5. How important are transportation and traffic concerns compared to retaining the historic character and design of neighborhoods?

TH: I’ve been committed to providing residents and businesses with unprecedented investments in transportation and traffic projects throughout the entire City. These efforts bring new jobs to Fort Wayne and retain jobs already here. Transportation investments also enhance and strengthen our neighborhoods, improving the great quality of life in our community. Historic character is important for any City that wants to be successful, and we design and engineer projects in a manner that strives to preserve history as much as possible. We also realize that transportation safety, efficiency, and effectiveness are critical to the well-being of all of us in Fort Wayne. Careful planning leads to major improvements for neighborhoods that will strengthen our community for generations to come. We continue to make significant investments in our neighborhoods. By working together, our neighborhoods are strong and vibrant. We’re making an impact and building on our momentum.

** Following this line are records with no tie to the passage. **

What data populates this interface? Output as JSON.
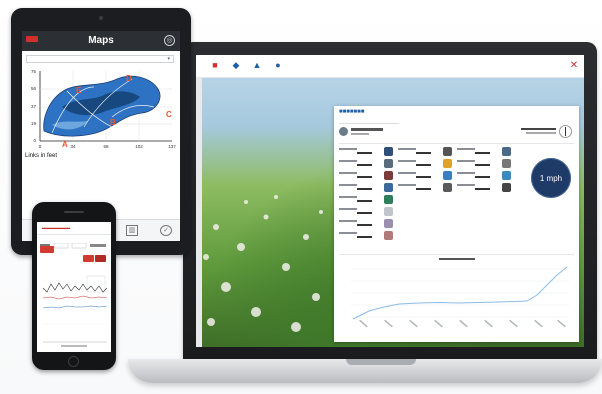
{
  "tablet": {
    "title": "Maps",
    "links_label": "Links in feet",
    "globe_icon": "globe-icon",
    "map": {
      "y_ticks": [
        "75",
        "56",
        "37",
        "19",
        "0"
      ],
      "x_ticks": [
        "0",
        "34",
        "68",
        "102",
        "137"
      ],
      "point_labels": [
        "A",
        "B",
        "C",
        "D",
        "E"
      ],
      "label_color": "#e8572a"
    }
  },
  "laptop": {
    "wind_value": "1 mph",
    "panel_accent": "#1e5fa8",
    "dial_color": "#1d3b66"
  },
  "phone": {
    "accent": "#d23b33"
  }
}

MH: Transportation planning cannot only be about facilitating quick traffic through the city. Transportation planning should be about efficiently moving traffic within the city, connecting nearby neighborhoods more directly and certainly avoiding designs that divide neighborhoods.

Fort Wayne had been a city that once planned for boulevards that added to the commonwealth of the citizens and burnished the neighborhoods they touched.

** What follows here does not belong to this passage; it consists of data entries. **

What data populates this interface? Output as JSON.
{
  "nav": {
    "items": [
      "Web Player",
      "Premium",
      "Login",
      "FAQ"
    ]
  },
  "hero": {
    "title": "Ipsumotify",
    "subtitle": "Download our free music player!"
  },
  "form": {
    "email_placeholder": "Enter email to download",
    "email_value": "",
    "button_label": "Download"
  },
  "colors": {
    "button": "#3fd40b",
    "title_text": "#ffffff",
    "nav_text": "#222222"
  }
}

Those investing in historic neighborhoods should have confidence that there is somewhat at the helm of the city who is appreciative of the principles of Daniel Burnham. And, it should be noted, Mr. Burnham also laid out the principles that all improved streets, once built, should be well-maintained.RJ: Transportation and traffic concerns are vital for historic neighborhoods. My understanding of this issue is confirmed by my support of John Shoaff’s efforts to reduce the scale of the West State road expansion due to its pending negative effects on the neighborhoods of Northside and Forest Park. I also note how important trails and the Greenway have been to the positive direction in the historic neighborhoods of my district.

TD: Historic Buildings will always trump roads.

JC: Both transportation and traffic concerns and historic character are important. Each individual project would determine who relatively important they were on that project.

MA: Transportation directors and historic partners will have to come to terms on this particular part of planning. If we make traffic flow difficult no one will want to travel to see the history and beauty of the area.

MB: See #4. Comprehensive planning is important to balance important issues such as walkability, traffic flow and neighborhood enhancement, while maintaining the integrity of those neighborhoods.

TF: Transportation enhancements give communities more & better access to a vibrant historic downtown. Bike paths, improved roads, makes it easier to get to jobs & improves the quality of lives of the citizens. We need to preserve landscaping, roads & protect the scenic or historic easements of the historic site. Historic signs & markers must be coordinated with higher traffic areas and routes to historical districts.